** Opening DATASET RECORDS block **

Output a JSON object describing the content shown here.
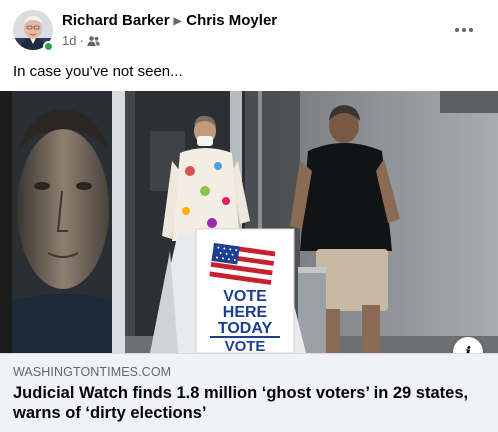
{
  "post": {
    "author": "Richard Barker",
    "group": "Chris Moyler",
    "timestamp": "1d",
    "dot": "·",
    "text": "In case you've not seen..."
  },
  "link": {
    "domain": "WASHINGTONTIMES.COM",
    "headline": "Judicial Watch finds 1.8 million ‘ghost voters’ in 29 states, warns of ‘dirty elections’"
  },
  "image": {
    "sign": {
      "line1": "VOTE",
      "line2": "HERE",
      "line3": "TODAY",
      "line4": "VOTE"
    }
  },
  "icons": {
    "audience": "friends-icon",
    "more": "more-options-icon",
    "info": "info-icon"
  },
  "colors": {
    "online": "#31a24c",
    "secondary_text": "#65676b",
    "preview_bg": "#f0f2f5",
    "sign_blue": "#1c3f94"
  }
}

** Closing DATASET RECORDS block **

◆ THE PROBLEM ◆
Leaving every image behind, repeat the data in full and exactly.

◆ ANSWER TO THE EXERCISE ◆
Output a JSON object describing the content shown here.
{
  "post": {
    "author": "Richard Barker",
    "group": "Chris Moyler",
    "timestamp": "1d",
    "dot": "·",
    "text": "In case you've not seen..."
  },
  "link": {
    "domain": "WASHINGTONTIMES.COM",
    "headline": "Judicial Watch finds 1.8 million ‘ghost voters’ in 29 states, warns of ‘dirty elections’"
  },
  "image": {
    "sign": {
      "line1": "VOTE",
      "line2": "HERE",
      "line3": "TODAY",
      "line4": "VOTE"
    }
  },
  "icons": {
    "audience": "friends-icon",
    "more": "more-options-icon",
    "info": "info-icon"
  },
  "colors": {
    "online": "#31a24c",
    "secondary_text": "#65676b",
    "preview_bg": "#f0f2f5",
    "sign_blue": "#1c3f94"
  }
}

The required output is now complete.